Immigrant Visa

Family-Based Visa Petition

U.S. citizens or other legal U.S. residents can petition for their foreign national family members to become lawful permanent residents of the United States.

There are two categories of family-based immigration:

  • Immediate relatives who are eligible for permanent residency without being placed on a waiting list – spouses, parents, and children under the age of 21 years old of a U.S. citizen

  • Preference relatives who are limited by quotas – unmarried adult children of a U.S. citizen, spouses and children of a U.S. green card holder, siblings of a U.S. citizen or permanent resident who is over the age of 21 years old

Family relationships typically need to be proven through documentation such as birth certificates, marriage certificates, or other legal paperwork.

To have your questions answered by a compassionate and experienced Lynn immigration attorney, contact us today at (781) 596-0151.

Adjustment Of Status

An adjustment of status is the process of acquiring lawful permanent residency by a non-immigrant who is already temporarily residing within the U.S. The process begins by a U.S. citizen filing an I-130 alien relative petition for a family-based visa. The foreign national must have lawful proof of entry into the country, and be admissible to the United States.

Special Case For Fiancé(E)S

The adjustment of status process is also the final step for fiancé(e)s of U.S. citizens who initially entered the U.S. with a non-immigrant K-1 visa. Once the foreign national enters the country with their K-1 visa, they have 90 days to marry the U.S. citizen and apply for adjustment.

Whatever your situation, a Lynn immigration attorney can help ensure that you correctly navigate the visa process.
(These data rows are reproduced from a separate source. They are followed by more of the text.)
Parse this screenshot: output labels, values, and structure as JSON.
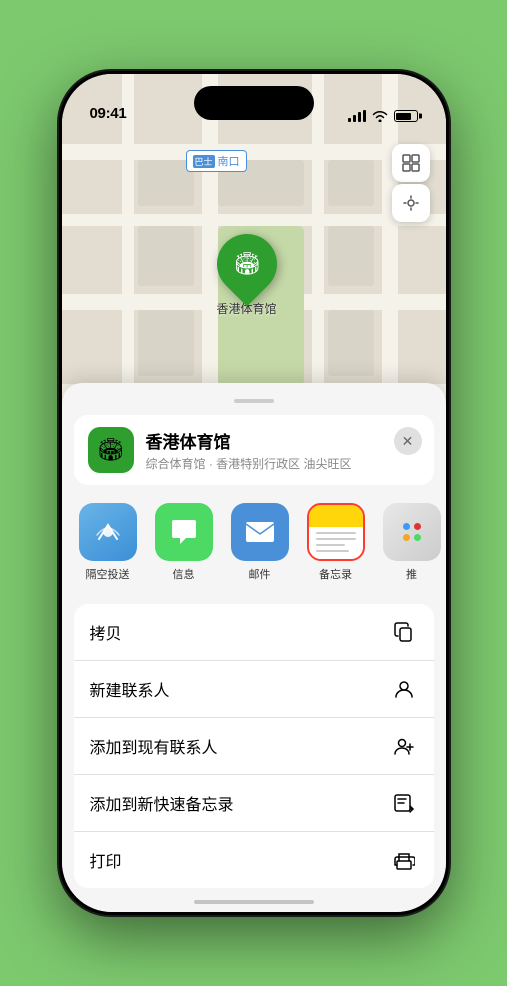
{
  "statusBar": {
    "time": "09:41",
    "timeIcon": "location-arrow"
  },
  "map": {
    "locationLabel": "南口",
    "locationLabelPrefix": "巴士"
  },
  "pin": {
    "label": "香港体育馆"
  },
  "locationCard": {
    "name": "香港体育馆",
    "subtitle": "综合体育馆 · 香港特别行政区 油尖旺区",
    "closeLabel": "×"
  },
  "shareApps": [
    {
      "id": "airdrop",
      "label": "隔空投送",
      "emoji": "📡"
    },
    {
      "id": "message",
      "label": "信息",
      "emoji": "💬"
    },
    {
      "id": "mail",
      "label": "邮件",
      "emoji": "✉️"
    },
    {
      "id": "notes",
      "label": "备忘录",
      "emoji": ""
    },
    {
      "id": "more",
      "label": "推",
      "emoji": ""
    }
  ],
  "actions": [
    {
      "id": "copy",
      "label": "拷贝",
      "icon": "copy"
    },
    {
      "id": "new-contact",
      "label": "新建联系人",
      "icon": "person"
    },
    {
      "id": "add-existing",
      "label": "添加到现有联系人",
      "icon": "person-add"
    },
    {
      "id": "quick-note",
      "label": "添加到新快速备忘录",
      "icon": "note"
    },
    {
      "id": "print",
      "label": "打印",
      "icon": "print"
    }
  ]
}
Careful attention to detail is necessary as the U.S. Citizenship and Immigration Services (USCIS) will scrutinize those petitioning for their visa to ensure they have not violated the terms of their stay and are being honest in their intentions of becoming a permanent legal resident. If this is not found to be the case, the petitioner may be found to be in serious violation of immigration law.
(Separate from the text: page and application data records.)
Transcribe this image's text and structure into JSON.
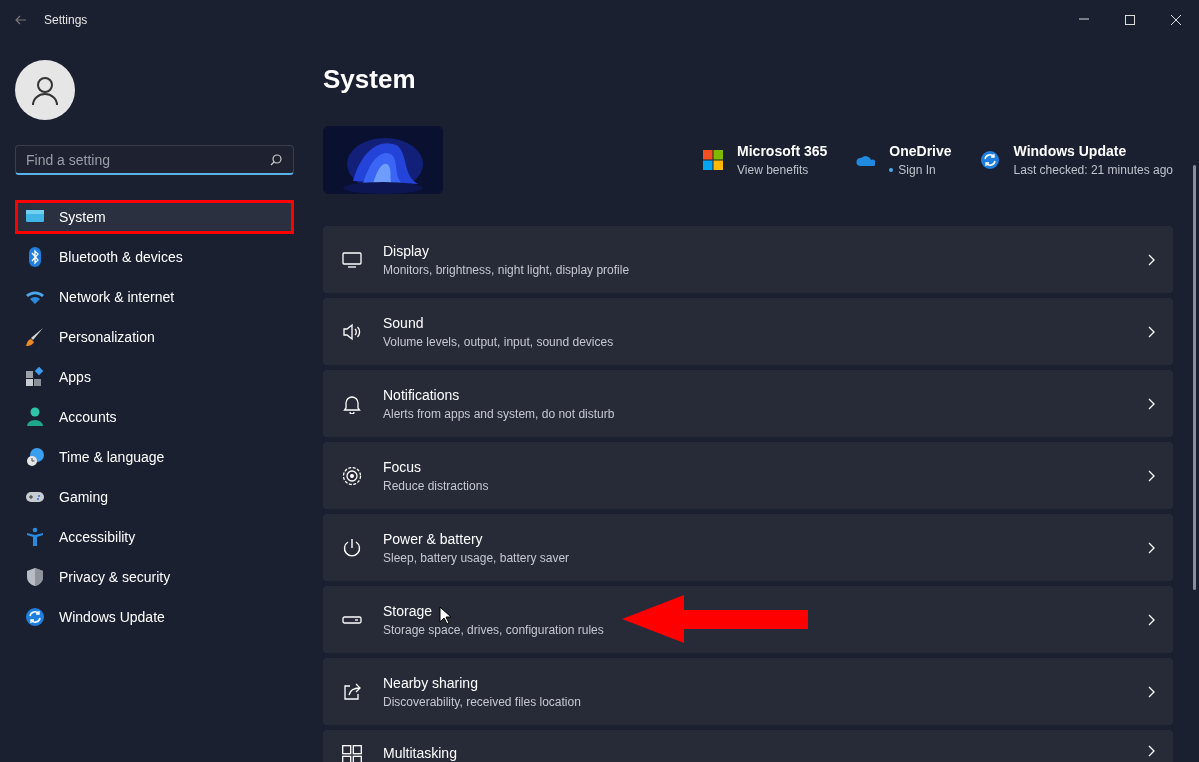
{
  "window": {
    "title": "Settings"
  },
  "sidebar": {
    "search": {
      "placeholder": "Find a setting"
    },
    "items": [
      {
        "label": "System",
        "selected": true,
        "highlighted": true
      },
      {
        "label": "Bluetooth & devices",
        "selected": false,
        "highlighted": false
      },
      {
        "label": "Network & internet",
        "selected": false,
        "highlighted": false
      },
      {
        "label": "Personalization",
        "selected": false,
        "highlighted": false
      },
      {
        "label": "Apps",
        "selected": false,
        "highlighted": false
      },
      {
        "label": "Accounts",
        "selected": false,
        "highlighted": false
      },
      {
        "label": "Time & language",
        "selected": false,
        "highlighted": false
      },
      {
        "label": "Gaming",
        "selected": false,
        "highlighted": false
      },
      {
        "label": "Accessibility",
        "selected": false,
        "highlighted": false
      },
      {
        "label": "Privacy & security",
        "selected": false,
        "highlighted": false
      },
      {
        "label": "Windows Update",
        "selected": false,
        "highlighted": false
      }
    ]
  },
  "page": {
    "title": "System",
    "services": [
      {
        "title": "Microsoft 365",
        "subtitle": "View benefits"
      },
      {
        "title": "OneDrive",
        "subtitle": "Sign In"
      },
      {
        "title": "Windows Update",
        "subtitle": "Last checked: 21 minutes ago"
      }
    ],
    "cards": [
      {
        "title": "Display",
        "subtitle": "Monitors, brightness, night light, display profile",
        "pointed": false
      },
      {
        "title": "Sound",
        "subtitle": "Volume levels, output, input, sound devices",
        "pointed": false
      },
      {
        "title": "Notifications",
        "subtitle": "Alerts from apps and system, do not disturb",
        "pointed": false
      },
      {
        "title": "Focus",
        "subtitle": "Reduce distractions",
        "pointed": false
      },
      {
        "title": "Power & battery",
        "subtitle": "Sleep, battery usage, battery saver",
        "pointed": false
      },
      {
        "title": "Storage",
        "subtitle": "Storage space, drives, configuration rules",
        "pointed": true
      },
      {
        "title": "Nearby sharing",
        "subtitle": "Discoverability, received files location",
        "pointed": false
      },
      {
        "title": "Multitasking",
        "pointed": false
      }
    ]
  }
}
You don’t need to handle this alone. You need an advocate. Contact Bos Legal today.